Do The Toys That Girls Play With As Children Have An Impact On The Choices They Make As Adult Women?
I felt that this subject deserved to be considered in far more depth. As a result, the conferences brought together very small groups (fewer than 25) of thought leaders from inside and outside the toy industry to consider the question: “Do the toys that girls play with as children have an impact on the choices they make as adult women?” It is my hope that by having this conversation, we were able to shed some light on the subject and better understand the toys we make and the girls to whom we sell them.
Because of my newfound interest in the subject of gender and toys, I have, over the last year, kept my eyes and ears open for conversation on the subject. I soon discovered that some of our notions about girls and what they want are not necessarily hardwired.

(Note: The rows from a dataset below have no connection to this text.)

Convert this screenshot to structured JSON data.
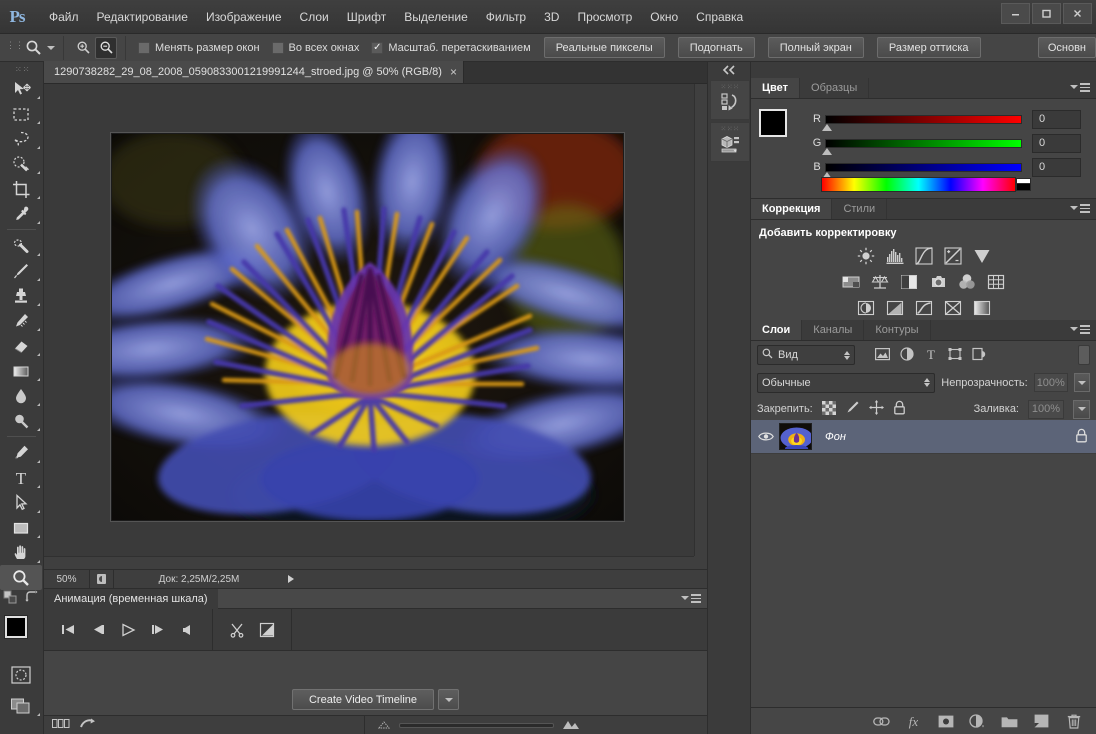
{
  "app": {
    "logo": "Ps"
  },
  "menubar": {
    "items": [
      {
        "label": "Файл",
        "name": "menu-file"
      },
      {
        "label": "Редактирование",
        "name": "menu-edit"
      },
      {
        "label": "Изображение",
        "name": "menu-image"
      },
      {
        "label": "Слои",
        "name": "menu-layers"
      },
      {
        "label": "Шрифт",
        "name": "menu-type"
      },
      {
        "label": "Выделение",
        "name": "menu-select"
      },
      {
        "label": "Фильтр",
        "name": "menu-filter"
      },
      {
        "label": "3D",
        "name": "menu-3d"
      },
      {
        "label": "Просмотр",
        "name": "menu-view"
      },
      {
        "label": "Окно",
        "name": "menu-window"
      },
      {
        "label": "Справка",
        "name": "menu-help"
      }
    ]
  },
  "window_controls": {
    "minimize": "minimize-icon",
    "maximize": "maximize-icon",
    "close": "close-icon"
  },
  "options_bar": {
    "tool_icon": "zoom-tool-icon",
    "zoom_in": "zoom-in-icon",
    "zoom_out": "zoom-out-icon",
    "checkboxes": [
      {
        "label": "Менять размер окон",
        "checked": false,
        "name": "resize-windows-checkbox"
      },
      {
        "label": "Во всех окнах",
        "checked": false,
        "name": "all-windows-checkbox"
      },
      {
        "label": "Масштаб. перетаскиванием",
        "checked": true,
        "name": "scrubby-zoom-checkbox"
      }
    ],
    "buttons": [
      {
        "label": "Реальные пикселы",
        "name": "actual-pixels-button"
      },
      {
        "label": "Подогнать",
        "name": "fit-screen-button"
      },
      {
        "label": "Полный экран",
        "name": "fill-screen-button"
      },
      {
        "label": "Размер оттиска",
        "name": "print-size-button"
      }
    ],
    "workspace_label": "Основн"
  },
  "toolbar": {
    "tools": [
      {
        "name": "move-tool",
        "icon": "move-icon",
        "has_flyout": true
      },
      {
        "name": "marquee-tool",
        "icon": "rectangular-marquee-icon",
        "has_flyout": true
      },
      {
        "name": "lasso-tool",
        "icon": "lasso-icon",
        "has_flyout": true
      },
      {
        "name": "quick-selection-tool",
        "icon": "quick-selection-icon",
        "has_flyout": true
      },
      {
        "name": "crop-tool",
        "icon": "crop-icon",
        "has_flyout": true
      },
      {
        "name": "eyedropper-tool",
        "icon": "eyedropper-icon",
        "has_flyout": true
      },
      {
        "name": "healing-brush-tool",
        "icon": "spot-healing-icon",
        "has_flyout": true
      },
      {
        "name": "brush-tool",
        "icon": "brush-icon",
        "has_flyout": true
      },
      {
        "name": "clone-stamp-tool",
        "icon": "clone-stamp-icon",
        "has_flyout": true
      },
      {
        "name": "history-brush-tool",
        "icon": "history-brush-icon",
        "has_flyout": true
      },
      {
        "name": "eraser-tool",
        "icon": "eraser-icon",
        "has_flyout": true
      },
      {
        "name": "gradient-tool",
        "icon": "gradient-icon",
        "has_flyout": true
      },
      {
        "name": "blur-tool",
        "icon": "blur-drop-icon",
        "has_flyout": true
      },
      {
        "name": "dodge-tool",
        "icon": "dodge-icon",
        "has_flyout": true
      },
      {
        "name": "pen-tool",
        "icon": "pen-icon",
        "has_flyout": true
      },
      {
        "name": "type-tool",
        "icon": "type-t-icon",
        "has_flyout": true
      },
      {
        "name": "path-selection-tool",
        "icon": "path-arrow-icon",
        "has_flyout": true
      },
      {
        "name": "shape-tool",
        "icon": "rectangle-shape-icon",
        "has_flyout": true
      },
      {
        "name": "hand-tool",
        "icon": "hand-icon",
        "has_flyout": true
      },
      {
        "name": "zoom-tool",
        "icon": "magnifier-icon",
        "has_flyout": false,
        "selected": true
      }
    ],
    "default-colors-icon": "default-colors-icon",
    "swap-colors-icon": "swap-colors-icon",
    "foreground_color": "#000000",
    "background_color": "#ffffff",
    "quick_mask_icon": "quick-mask-icon",
    "screen_mode_icon": "screen-mode-icon"
  },
  "document": {
    "tab_title": "1290738282_29_08_2008_0590833001219991244_stroed.jpg @ 50% (RGB/8)",
    "close_icon": "close-icon"
  },
  "status_bar": {
    "zoom": "50%",
    "doc_icon": "document-thumbnail-icon",
    "doc_info": "Док: 2,25M/2,25M",
    "expand_icon": "play-arrow-icon"
  },
  "animation_panel": {
    "title": "Анимация (временная шкала)",
    "menu_icon": "panel-menu-icon",
    "controls": [
      {
        "name": "go-to-first-frame-button",
        "icon": "skip-start-icon"
      },
      {
        "name": "previous-frame-button",
        "icon": "step-back-icon"
      },
      {
        "name": "play-button",
        "icon": "play-icon"
      },
      {
        "name": "next-frame-button",
        "icon": "step-forward-icon"
      },
      {
        "name": "audio-button",
        "icon": "speaker-icon"
      }
    ],
    "tools": [
      {
        "name": "split-clip-button",
        "icon": "scissors-icon"
      },
      {
        "name": "transition-button",
        "icon": "transition-icon"
      }
    ],
    "create_timeline_label": "Create Video Timeline",
    "create_timeline_dropdown_icon": "chevron-down-icon",
    "footer": {
      "frame_view_icon": "frames-view-icon",
      "convert_icon": "convert-to-frames-icon",
      "zoom_out_icon": "small-mountain-icon",
      "zoom_in_icon": "large-mountain-icon"
    }
  },
  "mini_dock": {
    "collapse_icon": "collapse-panels-icon",
    "items": [
      {
        "name": "history-panel-icon",
        "icon": "history-icon"
      },
      {
        "name": "3d-panel-icon",
        "icon": "cube-properties-icon"
      }
    ]
  },
  "color_panel": {
    "tabs": [
      {
        "label": "Цвет",
        "active": true,
        "name": "tab-color"
      },
      {
        "label": "Образцы",
        "active": false,
        "name": "tab-swatches"
      }
    ],
    "menu_icon": "panel-menu-icon",
    "foreground": "#000000",
    "background": "#ffffff",
    "sliders": [
      {
        "label": "R",
        "value": "0",
        "name": "red-slider",
        "from": "#000000",
        "to": "#ff0000"
      },
      {
        "label": "G",
        "value": "0",
        "name": "green-slider",
        "from": "#000000",
        "to": "#00ff00"
      },
      {
        "label": "B",
        "value": "0",
        "name": "blue-slider",
        "from": "#000000",
        "to": "#0000ff"
      }
    ],
    "spectrum_name": "color-spectrum-ramp"
  },
  "adjustments_panel": {
    "tabs": [
      {
        "label": "Коррекция",
        "active": true,
        "name": "tab-adjustments"
      },
      {
        "label": "Стили",
        "active": false,
        "name": "tab-styles"
      }
    ],
    "menu_icon": "panel-menu-icon",
    "title": "Добавить корректировку",
    "rows": [
      [
        {
          "name": "brightness-contrast-adjustment",
          "icon": "sun-icon"
        },
        {
          "name": "levels-adjustment",
          "icon": "levels-histogram-icon"
        },
        {
          "name": "curves-adjustment",
          "icon": "curves-icon"
        },
        {
          "name": "exposure-adjustment",
          "icon": "exposure-icon"
        },
        {
          "name": "vibrance-adjustment",
          "icon": "vibrance-triangle-icon"
        }
      ],
      [
        {
          "name": "hue-saturation-adjustment",
          "icon": "hue-saturation-icon"
        },
        {
          "name": "color-balance-adjustment",
          "icon": "balance-scale-icon"
        },
        {
          "name": "black-white-adjustment",
          "icon": "black-white-icon"
        },
        {
          "name": "photo-filter-adjustment",
          "icon": "photo-filter-icon"
        },
        {
          "name": "channel-mixer-adjustment",
          "icon": "channel-mixer-circles-icon"
        },
        {
          "name": "color-lookup-adjustment",
          "icon": "grid-lookup-icon"
        }
      ],
      [
        {
          "name": "invert-adjustment",
          "icon": "invert-icon"
        },
        {
          "name": "posterize-adjustment",
          "icon": "posterize-icon"
        },
        {
          "name": "threshold-adjustment",
          "icon": "threshold-icon"
        },
        {
          "name": "selective-color-adjustment",
          "icon": "selective-color-icon"
        },
        {
          "name": "gradient-map-adjustment",
          "icon": "gradient-map-icon"
        }
      ]
    ]
  },
  "layers_panel": {
    "tabs": [
      {
        "label": "Слои",
        "active": true,
        "name": "tab-layers"
      },
      {
        "label": "Каналы",
        "active": false,
        "name": "tab-channels"
      },
      {
        "label": "Контуры",
        "active": false,
        "name": "tab-paths"
      }
    ],
    "menu_icon": "panel-menu-icon",
    "filter": {
      "search_icon": "search-icon",
      "value": "Вид",
      "type_icons": [
        {
          "name": "filter-pixel-icon",
          "icon": "image-icon"
        },
        {
          "name": "filter-adjustment-icon",
          "icon": "half-circle-icon"
        },
        {
          "name": "filter-type-icon",
          "icon": "type-t-icon"
        },
        {
          "name": "filter-shape-icon",
          "icon": "shape-icon"
        },
        {
          "name": "filter-smart-object-icon",
          "icon": "smart-object-icon"
        }
      ],
      "toggle_name": "filter-enable-toggle"
    },
    "blend_mode": "Обычные",
    "opacity_label": "Непрозрачность:",
    "opacity_value": "100%",
    "lock_label": "Закрепить:",
    "lock_icons": [
      {
        "name": "lock-transparent-pixels-button",
        "icon": "checker-icon"
      },
      {
        "name": "lock-image-pixels-button",
        "icon": "brush-icon"
      },
      {
        "name": "lock-position-button",
        "icon": "move-arrows-icon"
      },
      {
        "name": "lock-all-button",
        "icon": "lock-icon"
      }
    ],
    "fill_label": "Заливка:",
    "fill_value": "100%",
    "layers": [
      {
        "name": "Фон",
        "visible": true,
        "locked": true,
        "eye_icon": "eye-icon",
        "lock_icon": "lock-icon",
        "thumbnail": "flower-thumbnail"
      }
    ],
    "footer_icons": [
      {
        "name": "link-layers-button",
        "icon": "link-icon"
      },
      {
        "name": "layer-style-button",
        "icon": "fx-icon"
      },
      {
        "name": "add-layer-mask-button",
        "icon": "mask-icon"
      },
      {
        "name": "new-fill-adjustment-button",
        "icon": "half-circle-icon"
      },
      {
        "name": "new-group-button",
        "icon": "folder-icon"
      },
      {
        "name": "new-layer-button",
        "icon": "new-layer-icon"
      },
      {
        "name": "delete-layer-button",
        "icon": "trash-icon"
      }
    ]
  }
}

For example, consider the color pink. I found that pink only became a predominant girl’s color in the 1950s. Prior to that, color choice as to gender was a pretty open question. As Ben Goldacre of the Guardian puts it in his article, ” Out Of The Blue And In The Pink,” The Sunday Sentinel in 1914 told American mothers: “… use pink for the boy and blue for the girl, if you are a follower of convention.” Some sources suggest it wasn’t until the 1940s that the modern gender associations of girly pink became universally accepted. Pink is, therefore, perhaps not biologically girly. Boys who were raised in pink frilly dresses fought in the Second World War.
Another discovery was that perhaps fashion dolls weren’t dolls at all but the first action figures. Maybe GI Joe and his cohorts are (gasp) descended from Barbie and hers.

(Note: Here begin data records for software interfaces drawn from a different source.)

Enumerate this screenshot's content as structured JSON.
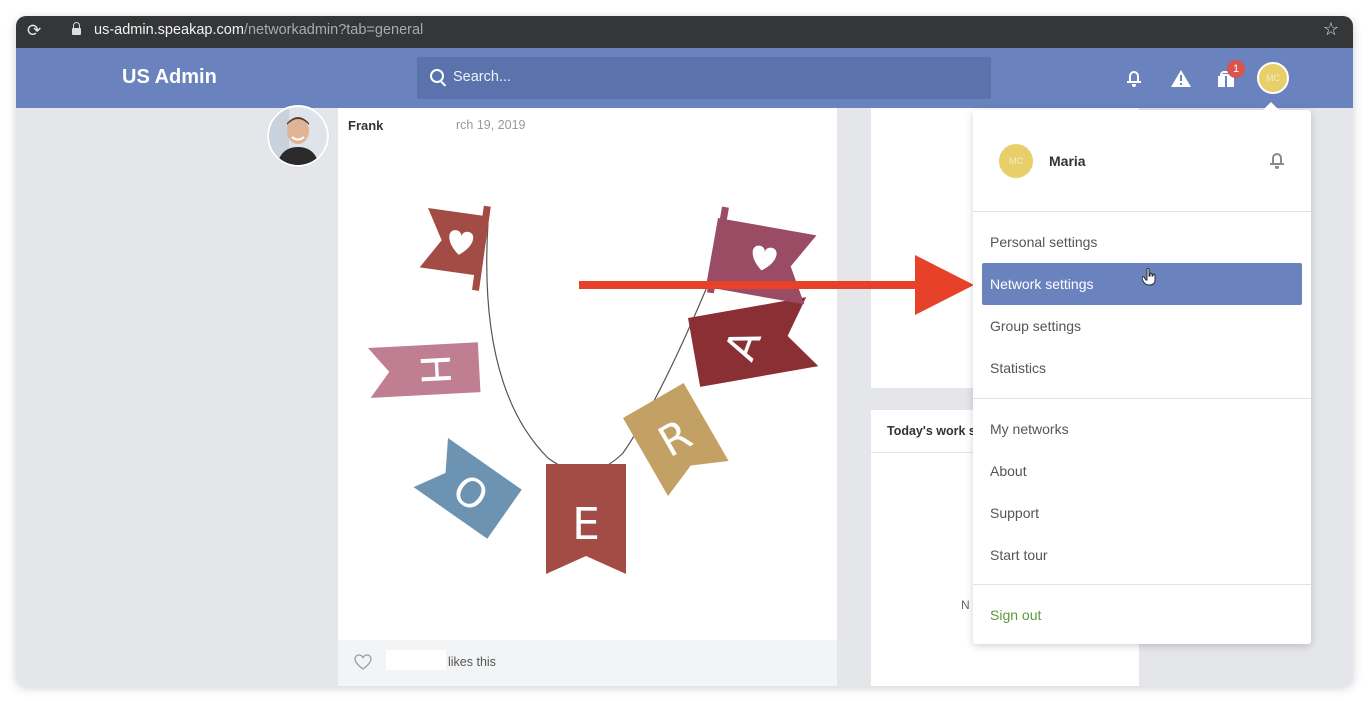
{
  "browser": {
    "url_host": "us-admin.speakap.com",
    "url_path": "/networkadmin?tab=general"
  },
  "header": {
    "brand": "US Admin",
    "search_placeholder": "Search...",
    "notification_badge": "1",
    "user_initials": "MC"
  },
  "post": {
    "author": "Frank",
    "date_fragment": "rch 19, 2019",
    "likes_text": "likes this",
    "image_letters": [
      "H",
      "O",
      "E",
      "R",
      "A"
    ]
  },
  "side_panel": {
    "work_title": "Today's work s",
    "fragment": "N"
  },
  "dropdown": {
    "user_initials": "MC",
    "user_name": "Maria",
    "menu_group_1": [
      "Personal settings",
      "Network settings",
      "Group settings",
      "Statistics"
    ],
    "menu_group_2": [
      "My networks",
      "About",
      "Support",
      "Start tour"
    ],
    "sign_out": "Sign out",
    "active_item": "Network settings"
  },
  "colors": {
    "header": "#6a82bd",
    "active_item": "#6a82bd",
    "sign_out": "#5c9a3c",
    "annotation_arrow": "#e8412a",
    "badge": "#d9534f"
  }
}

How might fashion dolls be action figures? Think about it; action figures give boys a way to act out being an adult. They come with special clothes and accessories that allow the boy to safely act out serious adult themes of violence and even death.
Fashion dolls in a similar way give girls a way to act out being an adult as well. Instead of dealing with issues of death and destruction, they come with accessories that allow the girl to act out similarly serious adult themes of socialization and sexuality.

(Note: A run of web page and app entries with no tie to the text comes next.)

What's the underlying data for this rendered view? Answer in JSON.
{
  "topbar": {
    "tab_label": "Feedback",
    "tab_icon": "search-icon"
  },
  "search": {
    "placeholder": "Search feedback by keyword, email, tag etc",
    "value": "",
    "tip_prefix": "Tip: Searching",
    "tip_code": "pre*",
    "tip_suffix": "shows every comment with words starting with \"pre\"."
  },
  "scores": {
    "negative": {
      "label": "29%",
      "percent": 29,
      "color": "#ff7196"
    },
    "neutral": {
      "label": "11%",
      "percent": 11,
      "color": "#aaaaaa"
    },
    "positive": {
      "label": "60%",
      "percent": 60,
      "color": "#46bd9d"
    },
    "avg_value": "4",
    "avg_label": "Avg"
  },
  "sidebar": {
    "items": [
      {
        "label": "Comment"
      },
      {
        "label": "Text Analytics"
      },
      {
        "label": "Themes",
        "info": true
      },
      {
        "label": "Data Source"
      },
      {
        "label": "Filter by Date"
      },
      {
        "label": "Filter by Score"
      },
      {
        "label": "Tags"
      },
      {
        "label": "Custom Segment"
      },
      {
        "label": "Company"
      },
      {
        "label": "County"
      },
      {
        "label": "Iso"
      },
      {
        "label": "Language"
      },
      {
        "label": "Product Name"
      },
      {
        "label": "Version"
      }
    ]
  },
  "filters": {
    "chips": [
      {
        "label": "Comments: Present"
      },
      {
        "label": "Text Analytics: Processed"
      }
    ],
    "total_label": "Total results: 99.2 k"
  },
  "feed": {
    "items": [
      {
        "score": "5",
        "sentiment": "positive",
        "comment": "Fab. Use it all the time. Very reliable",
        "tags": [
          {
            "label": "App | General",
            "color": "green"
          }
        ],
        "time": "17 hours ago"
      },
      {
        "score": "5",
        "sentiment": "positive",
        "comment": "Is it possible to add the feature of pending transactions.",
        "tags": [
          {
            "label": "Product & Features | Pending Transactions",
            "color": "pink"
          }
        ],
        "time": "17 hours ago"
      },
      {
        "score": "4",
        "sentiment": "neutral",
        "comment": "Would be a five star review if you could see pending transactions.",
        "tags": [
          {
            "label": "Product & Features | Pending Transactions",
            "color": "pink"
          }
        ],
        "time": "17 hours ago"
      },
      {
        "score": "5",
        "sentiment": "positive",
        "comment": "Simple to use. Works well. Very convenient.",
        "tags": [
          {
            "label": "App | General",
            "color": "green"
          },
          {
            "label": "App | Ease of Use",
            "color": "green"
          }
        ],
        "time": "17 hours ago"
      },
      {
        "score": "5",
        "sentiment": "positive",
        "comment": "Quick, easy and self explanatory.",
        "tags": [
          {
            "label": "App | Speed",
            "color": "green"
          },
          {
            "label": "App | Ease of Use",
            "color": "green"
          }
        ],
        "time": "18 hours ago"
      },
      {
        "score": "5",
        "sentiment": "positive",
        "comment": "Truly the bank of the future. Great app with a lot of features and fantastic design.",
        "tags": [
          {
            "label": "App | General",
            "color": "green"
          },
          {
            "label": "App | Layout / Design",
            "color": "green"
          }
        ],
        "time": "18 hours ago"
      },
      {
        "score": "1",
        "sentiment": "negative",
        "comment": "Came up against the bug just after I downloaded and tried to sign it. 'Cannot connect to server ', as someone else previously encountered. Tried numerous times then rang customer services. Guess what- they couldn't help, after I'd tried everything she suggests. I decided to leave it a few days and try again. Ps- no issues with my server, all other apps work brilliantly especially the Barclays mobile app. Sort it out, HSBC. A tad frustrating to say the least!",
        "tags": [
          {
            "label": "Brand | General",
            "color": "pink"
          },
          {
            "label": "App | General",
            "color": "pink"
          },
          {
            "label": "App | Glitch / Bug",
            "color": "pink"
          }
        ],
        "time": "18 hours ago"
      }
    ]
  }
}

All of this raises the question: Are we marketing toys that are too much about nurturance, sexuality and body consciousness? In short, does the toy industry fail girls? The U.K.-based “Pink Stinks” movement thinks so. They are against what they see as a pervasive “pink culture” they find in toys, clothes and media. This, they believe, teaches girls to be to be passive and overly sexualized. In short, there are too many fairy princess castles and not enough rocket ships.
Some, maybe you, may think: “What is the big deal? Toys are trivial pieces of plastic that end up taking much too long to decay in landfills. They are part of the ephemera of life that have little or no meaning.
Others, me included, feel that toys are extremely important. Ask any adult what their favorite toy was and their face will light up as they bring back the memory. Ask them what they do for a living and don’t be surprised if you find a connection between their employment and their youthful play.
As inventor Bruce Lund wrote in a Global Toy News blog posting entitled “Don’t take the toys away”: “Frank Lloyd Wright’s toy blocks inspired him to become an architect…The Wright Brothers credit a toy airplane they received as a birthday gift as inspiring their fascination with flight…”
Bottom line, I don’t know whether toys have an impact on women’s choices, but I do believe strongly that we need to discuss it. And when we do, I am not so sure the answers are going to be so simple. They will, however, be very interesting.
Richard is the CEO of Global Toy Experts, a global consultancy and resource for knowledge and guidance for competing in the 21st century play and children’s media businesses. He is also the publisher of Global Toy News, the industry resource for toy news, toy trends and analysis of the business of play.